▸ **PROBLEM DETAILS**
A bare number is the only acceptable answer: how many lines of these entries include "kind"?

▸ **DATA PROVIDED**
# # # # # # #
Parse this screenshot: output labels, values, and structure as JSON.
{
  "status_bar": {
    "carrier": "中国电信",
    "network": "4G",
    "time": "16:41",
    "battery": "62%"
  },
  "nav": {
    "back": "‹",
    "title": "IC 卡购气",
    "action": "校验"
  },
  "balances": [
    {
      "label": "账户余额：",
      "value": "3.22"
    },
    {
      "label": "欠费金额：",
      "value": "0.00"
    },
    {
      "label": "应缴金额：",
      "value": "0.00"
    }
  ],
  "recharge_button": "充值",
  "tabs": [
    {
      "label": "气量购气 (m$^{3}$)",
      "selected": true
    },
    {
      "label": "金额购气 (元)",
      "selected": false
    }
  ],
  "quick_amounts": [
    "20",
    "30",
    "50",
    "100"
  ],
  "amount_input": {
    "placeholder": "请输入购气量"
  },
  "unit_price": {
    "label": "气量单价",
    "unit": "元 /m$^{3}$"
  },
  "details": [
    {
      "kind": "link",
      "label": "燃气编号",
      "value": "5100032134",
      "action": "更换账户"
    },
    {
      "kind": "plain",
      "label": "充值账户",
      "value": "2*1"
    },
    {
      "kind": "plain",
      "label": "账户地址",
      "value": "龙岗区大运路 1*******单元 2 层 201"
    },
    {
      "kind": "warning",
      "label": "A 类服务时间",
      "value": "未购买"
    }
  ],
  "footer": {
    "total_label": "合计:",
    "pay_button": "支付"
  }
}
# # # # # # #
▸ **OUTPUT OF THE TASK**
4